In 59 years, Jupiter, the largest planet in our solar system, will be in opposition as seen from the surface of the Earth. This might be a treat for astronomers. The National Aeronautics and Space Administration (NASA) reports that the gas giant will be fantastic to observe throughout the entire night of September 26.
Every 13 months, Jupiter forms an opposition, but this one will be special for a particular reason. On Monday, the day of opposition, Jupiter will be closest to Earth. As a result, astronomers will have a unique opportunity to see the enormous planet.
As in 1963, Jupiter will be currently located roughly 590 million kilometres from Earth. Jupiter is more than 965 million kilometres from Earth at its furthest point.
Adam Kobelski, a research astrophysicist at NASA’s Marshall Space Flight Center in Huntsville, Alabama, said that with decent binoculars, “the banding (at least the centre band) and three or four of the Galilean satellites (moons) should be visible.” It’s crucial to keep in mind that Galileo used 17th-century optics to observe these moons. A stable mount for whatever technology you employ will be one of the most important requirements, according to Adam Kobelski, a research astrophysicist at NASA’s Marshall Space Flight Center.
Kobelski advised using a larger telescope to see the Great Red Spot and bands of the giant planet in greater detail. A 4-inch or larger telescope and various filters in the green to blue range would improve the visibility of these features.

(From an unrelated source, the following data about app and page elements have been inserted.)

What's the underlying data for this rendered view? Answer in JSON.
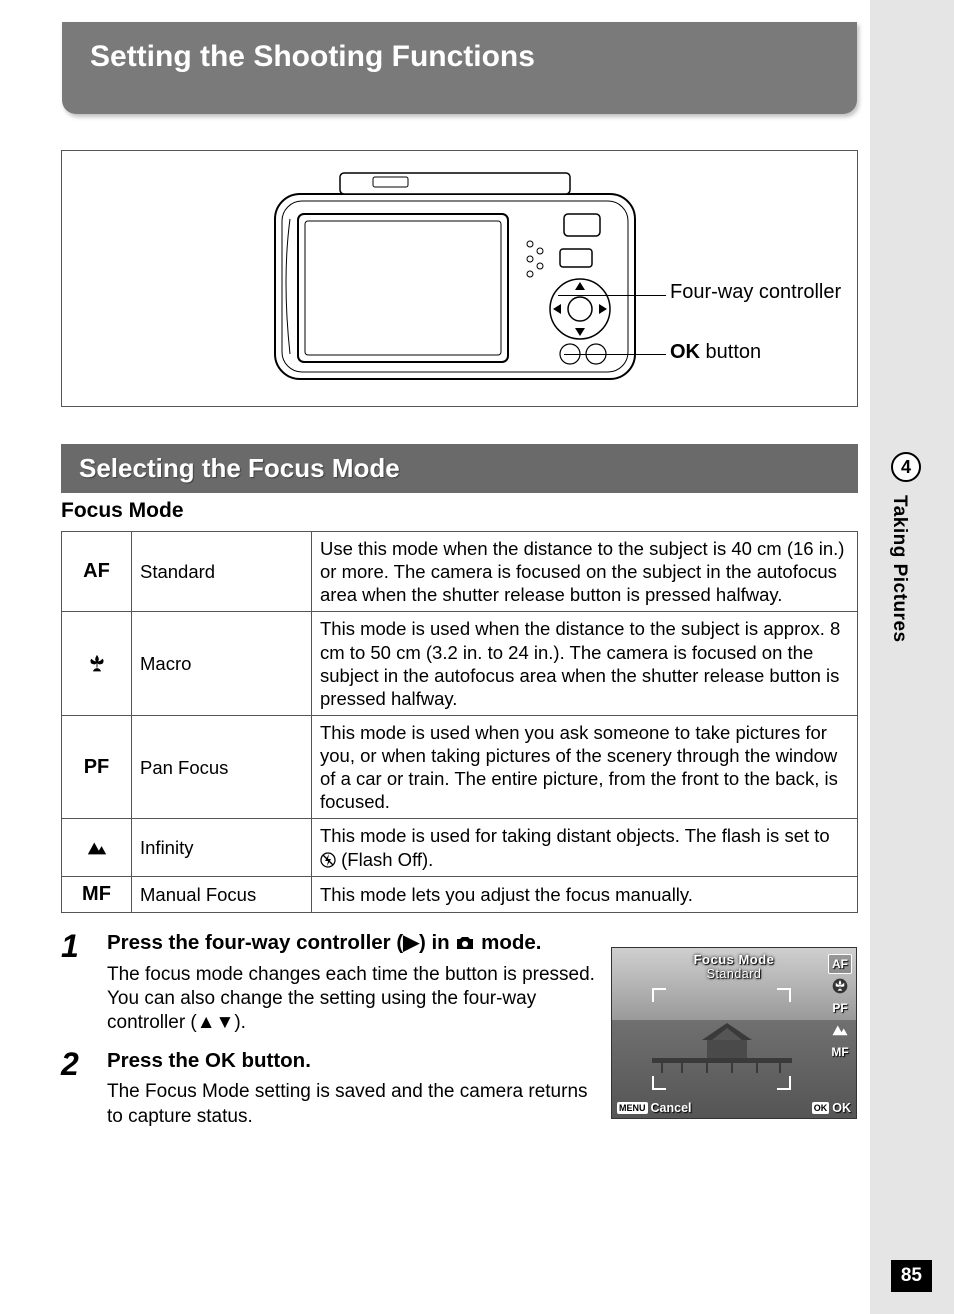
{
  "chapter": {
    "number": "4",
    "title": "Taking Pictures",
    "page": "85"
  },
  "title": "Setting the Shooting Functions",
  "diagram": {
    "callout1": "Four-way controller",
    "callout2_btn": "OK",
    "callout2_suffix": " button"
  },
  "section_header": "Selecting the Focus Mode",
  "subheading": "Focus Mode",
  "table": {
    "rows": [
      {
        "icon_text": "AF",
        "icon_type": "text",
        "name": "Standard",
        "desc": "Use this mode when the distance to the subject is 40 cm (16 in.) or more. The camera is focused on the subject in the autofocus area when the shutter release button is pressed halfway."
      },
      {
        "icon_text": "macro",
        "icon_type": "svg-macro",
        "name": "Macro",
        "desc": "This mode is used when the distance to the subject is approx. 8 cm to 50 cm (3.2 in. to 24 in.). The camera is focused on the subject in the autofocus area when the shutter release button is pressed halfway."
      },
      {
        "icon_text": "PF",
        "icon_type": "text",
        "name": "Pan Focus",
        "desc": "This mode is used when you ask someone to take pictures for you, or when taking pictures of the scenery through the window of a car or train. The entire picture, from the front to the back, is focused."
      },
      {
        "icon_text": "infinity",
        "icon_type": "svg-mountain",
        "name": "Infinity",
        "desc_prefix": "This mode is used for taking distant objects. The flash is set to ",
        "desc_suffix": " (Flash Off)."
      },
      {
        "icon_text": "MF",
        "icon_type": "text",
        "name": "Manual Focus",
        "desc": "This mode lets you adjust the focus manually."
      }
    ]
  },
  "steps": [
    {
      "num": "1",
      "title_prefix": "Press the four-way controller (",
      "title_mid": ") in ",
      "title_suffix": " mode.",
      "desc": "The focus mode changes each time the button is pressed. You can also change the setting using the four-way controller (▲▼)."
    },
    {
      "num": "2",
      "title_prefix": "Press the ",
      "title_btn": "OK",
      "title_suffix": " button.",
      "desc": "The Focus Mode setting is saved and the camera returns to capture status."
    }
  ],
  "lcd": {
    "title": "Focus Mode",
    "subtitle": "Standard",
    "modes": {
      "af": "AF",
      "macro": "macro-icon",
      "pf": "PF",
      "inf": "mountain-icon",
      "mf": "MF"
    },
    "footer": {
      "menu_badge": "MENU",
      "cancel": "Cancel",
      "ok_badge": "OK",
      "ok": "OK"
    }
  }
}
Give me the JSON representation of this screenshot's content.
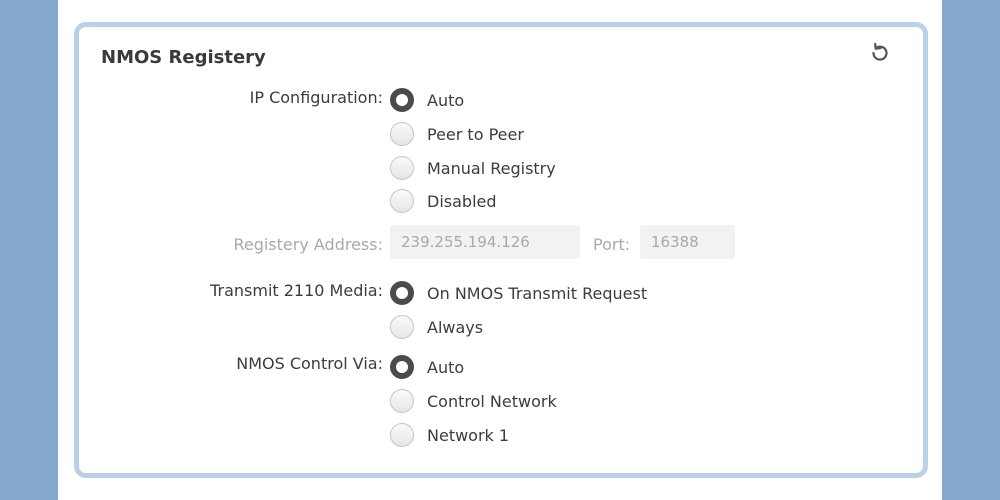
{
  "panel": {
    "title": "NMOS Registery",
    "reset_icon": "rotate-ccw-icon"
  },
  "ip_configuration": {
    "label": "IP Configuration:",
    "selected": "Auto",
    "options": [
      "Auto",
      "Peer to Peer",
      "Manual Registry",
      "Disabled"
    ]
  },
  "registry": {
    "address_label": "Registery Address:",
    "address_value": "239.255.194.126",
    "port_label": "Port:",
    "port_value": "16388"
  },
  "transmit_media": {
    "label": "Transmit 2110 Media:",
    "selected": "On NMOS Transmit Request",
    "options": [
      "On NMOS Transmit Request",
      "Always"
    ]
  },
  "control_via": {
    "label": "NMOS Control Via:",
    "selected": "Auto",
    "options": [
      "Auto",
      "Control Network",
      "Network 1"
    ]
  },
  "colors": {
    "background": "#86aacf",
    "panel_border": "#b9d0e6",
    "radio_checked": "#4b4b4b"
  }
}
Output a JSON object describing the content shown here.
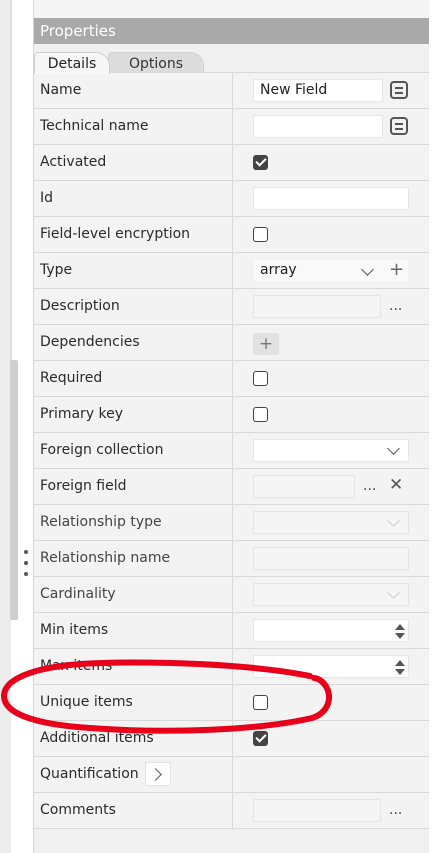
{
  "panel": {
    "title": "Properties",
    "tabs": [
      {
        "label": "Details",
        "active": true
      },
      {
        "label": "Options",
        "active": false
      }
    ]
  },
  "fields": {
    "name": {
      "label": "Name",
      "value": "New Field"
    },
    "technical_name": {
      "label": "Technical name",
      "value": ""
    },
    "activated": {
      "label": "Activated",
      "checked": true
    },
    "id": {
      "label": "Id",
      "value": ""
    },
    "field_level_encryption": {
      "label": "Field-level encryption",
      "checked": false
    },
    "type": {
      "label": "Type",
      "value": "array"
    },
    "description": {
      "label": "Description",
      "value": "",
      "more": "..."
    },
    "dependencies": {
      "label": "Dependencies",
      "add": "+"
    },
    "required": {
      "label": "Required",
      "checked": false
    },
    "primary_key": {
      "label": "Primary key",
      "checked": false
    },
    "foreign_collection": {
      "label": "Foreign collection",
      "value": ""
    },
    "foreign_field": {
      "label": "Foreign field",
      "value": "",
      "more": "..."
    },
    "relationship_type": {
      "label": "Relationship type",
      "value": ""
    },
    "relationship_name": {
      "label": "Relationship name",
      "value": ""
    },
    "cardinality": {
      "label": "Cardinality",
      "value": ""
    },
    "min_items": {
      "label": "Min items",
      "value": ""
    },
    "max_items": {
      "label": "Max items",
      "value": ""
    },
    "unique_items": {
      "label": "Unique items",
      "checked": false
    },
    "additional_items": {
      "label": "Additional items",
      "checked": true
    },
    "quantification": {
      "label": "Quantification"
    },
    "comments": {
      "label": "Comments",
      "value": "",
      "more": "..."
    }
  },
  "colors": {
    "header_bg": "#a9a9a9",
    "annotation_red": "#e8001a"
  },
  "icons": {
    "edit_list": "list-lines-icon",
    "dropdown": "chevron-down-icon",
    "add": "plus-icon",
    "more": "ellipsis-icon",
    "clear": "x-icon",
    "spinner": "spinner-arrows-icon",
    "expand": "chevron-right-icon"
  }
}
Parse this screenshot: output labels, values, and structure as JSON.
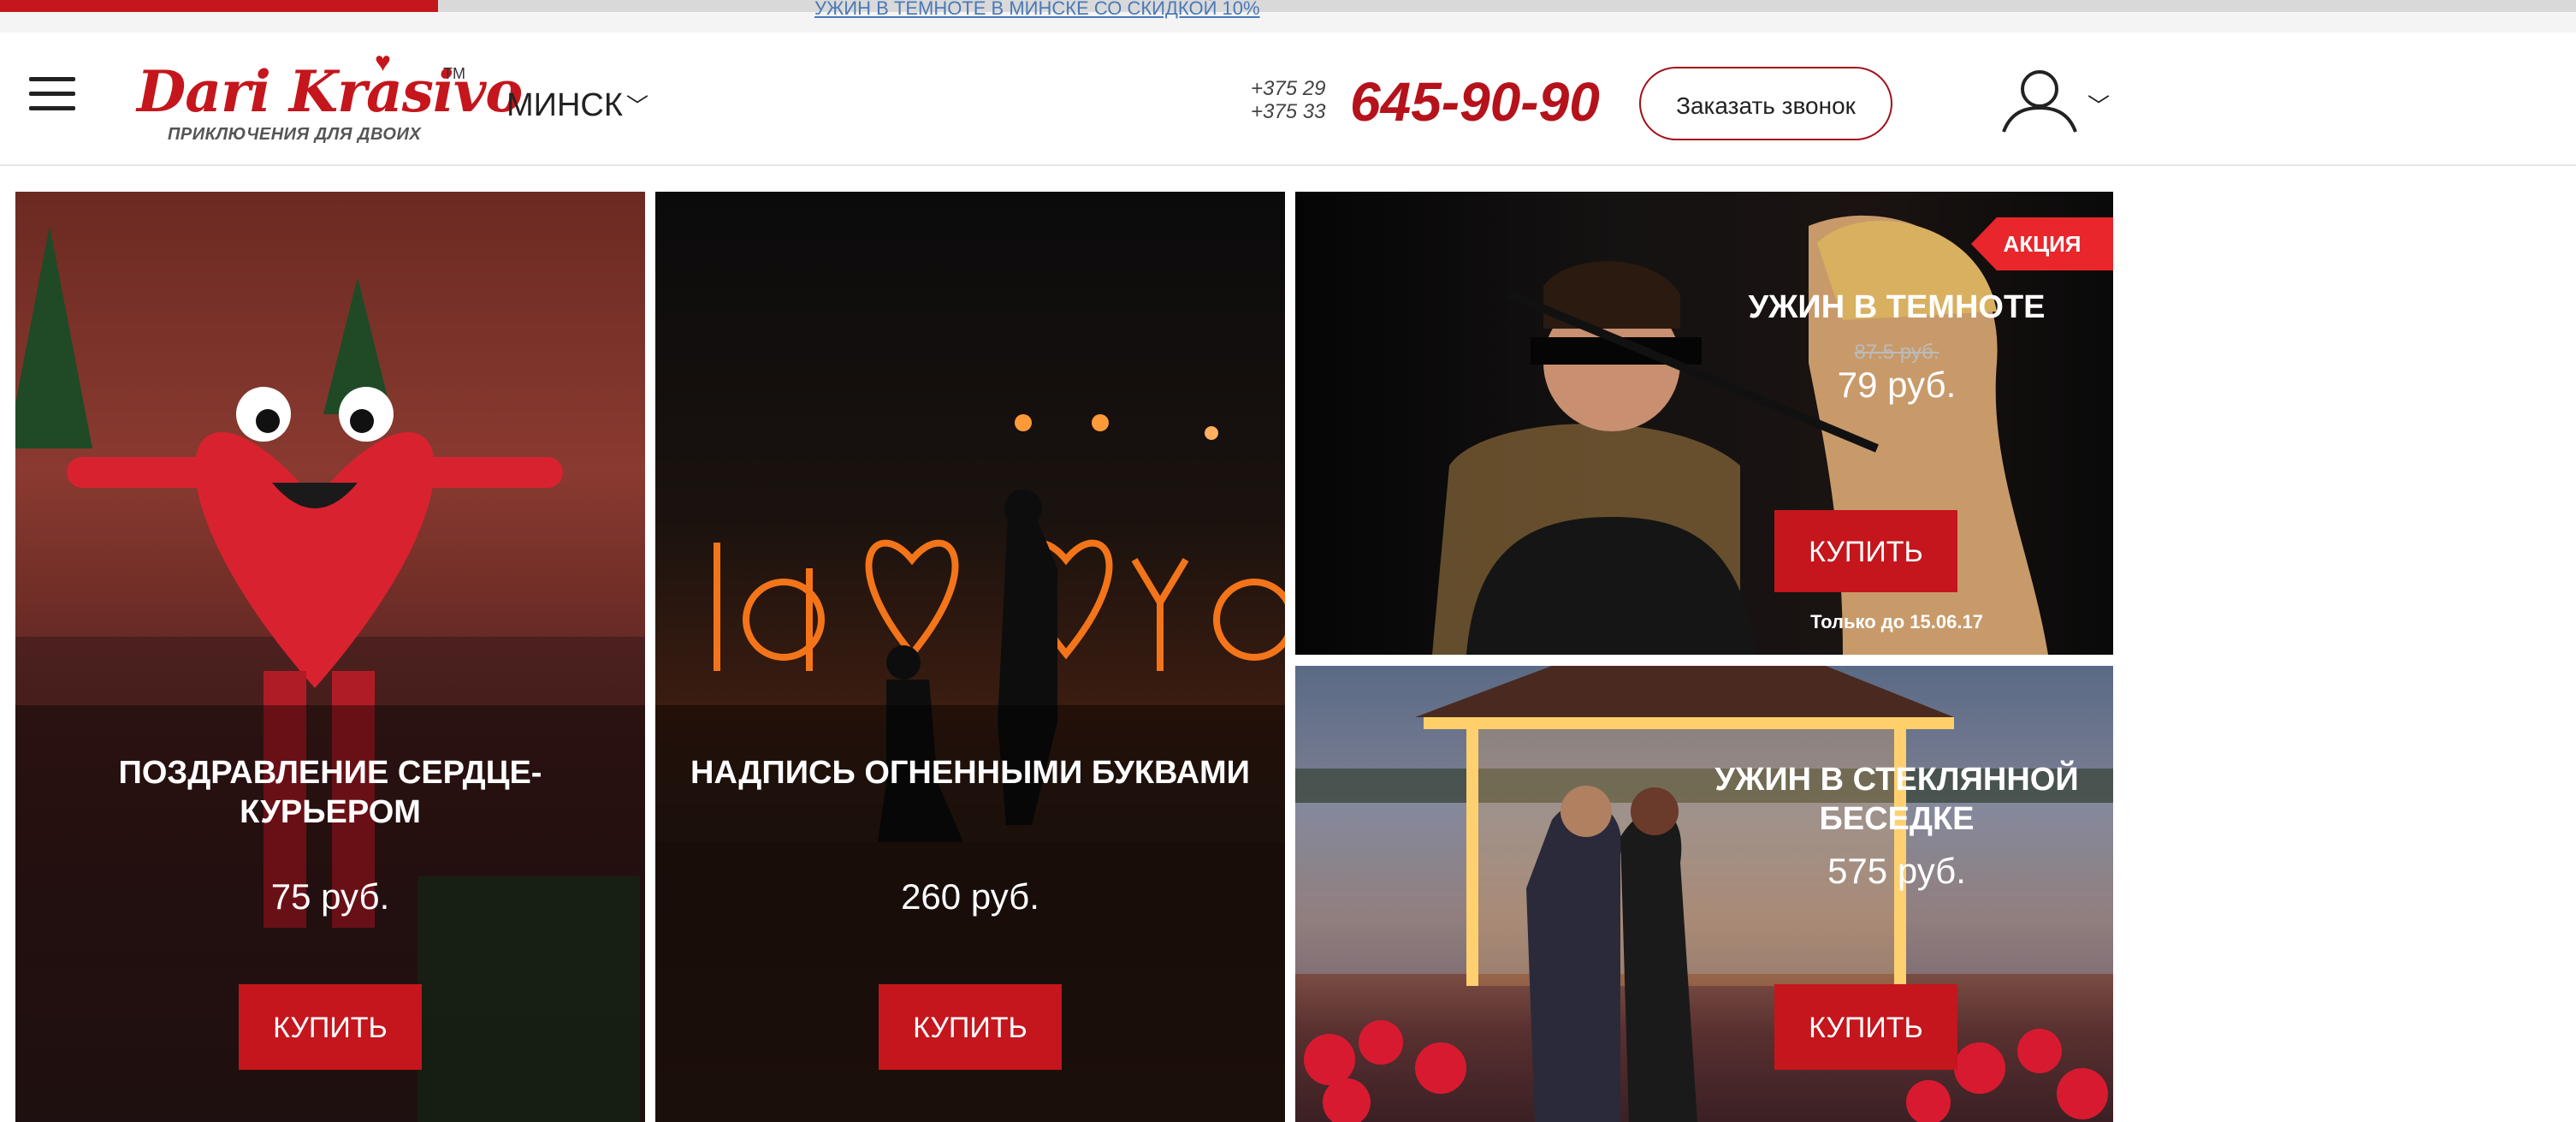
{
  "top_strip": {
    "promo_link": "УЖИН В ТЕМНОТЕ В МИНСКЕ СО СКИДКОЙ 10%"
  },
  "header": {
    "logo_text": "Dari Krasivo",
    "logo_tm": "TM",
    "logo_tagline": "ПРИКЛЮЧЕНИЯ ДЛЯ ДВОИХ",
    "city": "МИНСК",
    "phone_codes": [
      "+375 29",
      "+375 33"
    ],
    "phone_number": "645-90-90",
    "callback_button": "Заказать звонок"
  },
  "products": [
    {
      "title": "ПОЗДРАВЛЕНИЕ СЕРДЦЕ-КУРЬЕРОМ",
      "price": "75 руб.",
      "buy_label": "КУПИТЬ"
    },
    {
      "title": "НАДПИСЬ ОГНЕННЫМИ БУКВАМИ",
      "price": "260 руб.",
      "buy_label": "КУПИТЬ"
    },
    {
      "title": "УЖИН В ТЕМНОТЕ",
      "old_price": "87.5 руб.",
      "price": "79 руб.",
      "buy_label": "КУПИТЬ",
      "badge": "АКЦИЯ",
      "until": "Только до 15.06.17"
    },
    {
      "title": "УЖИН В СТЕКЛЯННОЙ БЕСЕДКЕ",
      "price": "575 руб.",
      "buy_label": "КУПИТЬ"
    }
  ],
  "icons": {
    "menu": "hamburger-icon",
    "city_chevron": "chevron-down-icon",
    "user": "user-icon",
    "user_chevron": "chevron-down-icon",
    "logo_heart": "heart-icon"
  },
  "colors": {
    "brand_red": "#c4161c",
    "badge_red": "#e8262b",
    "phone_red": "#b5121b"
  }
}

The views “should be superb for a few days before and after September 26,” the scientist continued. So, make the most of any favourable weather that occurs before or after this day to enjoy the view. It ought to be one of, if not the, brightest object in the night sky besides the Moon.